Posted 10/17/14 on The Health Affairs Blog
Over the past couple years, health care exchanges probably have consumed more of corporate benefits managers’ time and psychic energy than any other topic. An outstanding question is whether the rank and file of American businesses will drop the hassle that employer-sponsored coverage represents, or default to private exchanges.
Private exchange offerings typically move employees from their companies’ previous self-funded health plans to fully-insured individual arrangements, purporting to offer more flexibility and choice that can adapt to the wide-ranging needs of employees and employers, while creating a more competitive health plan marketplace.
Several recent surveys have reported that employers plan to move aggressively to private exchanges. In a survey last year of more than 700 businesses, the Private Exchange Evaluation Collaborative, a group of regional business health coalitions working with the consulting group PwC, found that 45 percent of employers have implemented or are considering using a private exchange for active employees before 2018. Similarly, aFebruary Aon Plc survey found that, while 95 percent of employers say they expect to continue offering health care for the next 3-5 years, and 5 percent of employers currently use a private exchange, 33 percent say they may consider using one in the future.
My organization, the National Business Coalition on Health (NBCH), is an umbrella for regional business health coalitions around the country, representing about 4,500 employers, unions and local governments and some 35 million people. Working with Benz Communications, an employee benefits communications firm, we surveyed 333 benefits managers, mainly in middle-market (1,000-5,000 employee lives) technology and service firms in the Western and Southeastern US, about how they intend to manage their health plans going forward.
More than half (55 percent) of the respondents indicated they will “never” stop sponsoring employee health plans in favor of giving employees money to buy coverage through a private exchange. Just 5 percent – this number syncs with other surveys – say they already use a private exchange to provide employees’ health benefits. About 8 percent say they’ll consider moving within the next three years.
It remains to be seen whether private exchanges can outperform conventional self-funding arrangements over time. New data from private exchanges – see here and here – claim 5-plus percent health plan cost savings, but we don’t know whether those numbers will be seen across the sector, or whether they’ll be sustainable.
Analyst and former health insurance executive Robert Laszewski has been openly skeptical, arguing that these structures do little to make health care cost less and much to make it cost more. In addition to the added costs of state mandates and risk management that individual, fully insured plans must deal with, individual products have higher health plan “expense factors,” meaning the costs of handling an individual an individual rather than a group policy. He notes:
Individual products operate on an expense factor of as much as 20 percent and small group plans as much as 15 percent. Moving away from self-insurance and to an individual choice platform will increase the expense factor leaving the employee less money for benefits.

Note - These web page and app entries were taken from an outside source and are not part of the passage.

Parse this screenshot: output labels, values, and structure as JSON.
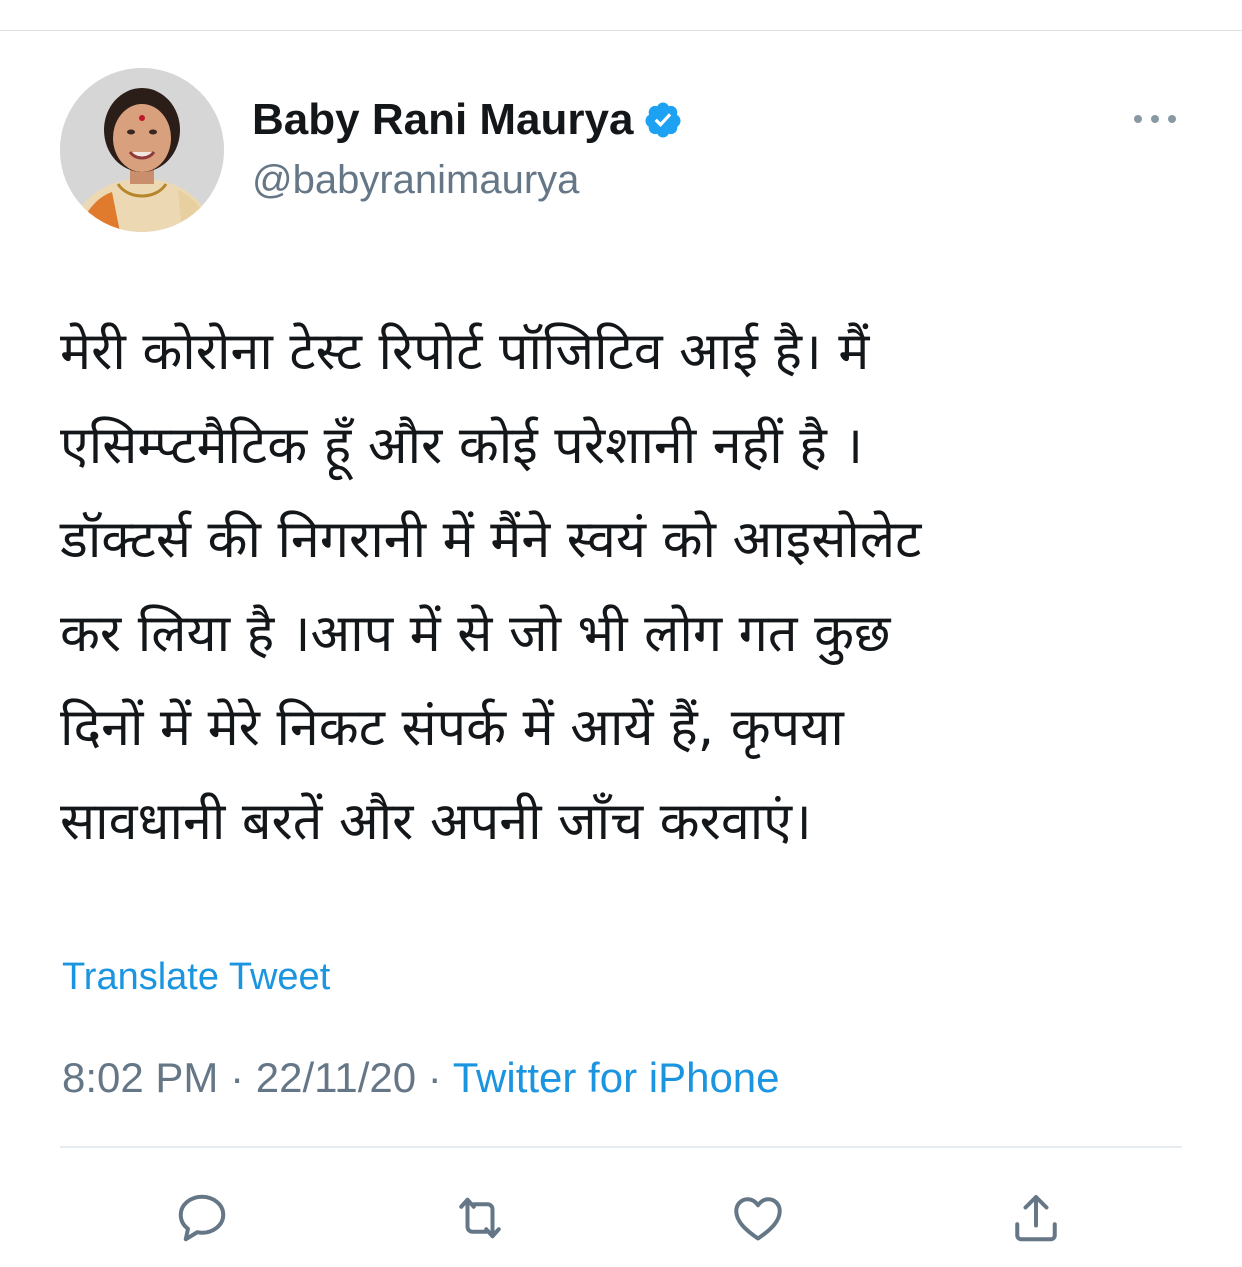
{
  "tweet": {
    "display_name": "Baby Rani Maurya",
    "handle": "@babyranimaurya",
    "verified": true,
    "text_lines": [
      "मेरी कोरोना टेस्ट रिपोर्ट पॉजिटिव आई है। मैं",
      "एसिम्प्टमैटिक हूँ और कोई परेशानी नहीं है ।",
      "डॉक्टर्स की निगरानी में मैंने स्वयं को आइसोलेट",
      "कर लिया है ।आप में से जो भी लोग गत कुछ",
      "दिनों में मेरे निकट संपर्क में आयें हैं, कृपया",
      "सावधानी बरतें और अपनी जाँच करवाएं।"
    ],
    "translate_label": "Translate Tweet",
    "time": "8:02 PM",
    "separator": " · ",
    "date": "22/11/20",
    "source": "Twitter for iPhone"
  },
  "icons": {
    "more": "more-icon",
    "verified": "verified-badge-icon",
    "reply": "reply-icon",
    "retweet": "retweet-icon",
    "like": "like-icon",
    "share": "share-icon"
  },
  "colors": {
    "link": "#1b95e0",
    "secondary_text": "#657786",
    "primary_text": "#14171a",
    "verified": "#1da1f2"
  }
}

There are other issues as well. While, admittedly, employer and union health plan sponsors have not, as a whole, been assertive health care purchasers in the past, they represent powerful market potential to reward organizations that deliver high value and withhold that support from those that do not. The US’ regulatory environment has effectively been “captured” by the health care industry, and a steady stream of information has made it clear that our health care delivery and finance systems are characterized by excesses that make our costs double those of other developed nations. One important question is whether, by moving the center of health care power from group to individual purchasers, we abrogate our ability to push back effectively against a health care industry already pre-disposed to excess.
I cannot explain why the NBCH/Benz survey results suggest much lower purchaser inclination to move to private exchanges. But they raise the possibility that there is an alternative view of what is possible in health care, and that self-funding and a willingness to continue trying to control the health care value monster remains alive and vibrant.
Brian Klepper is the CEO of the National Business Coalition on Health.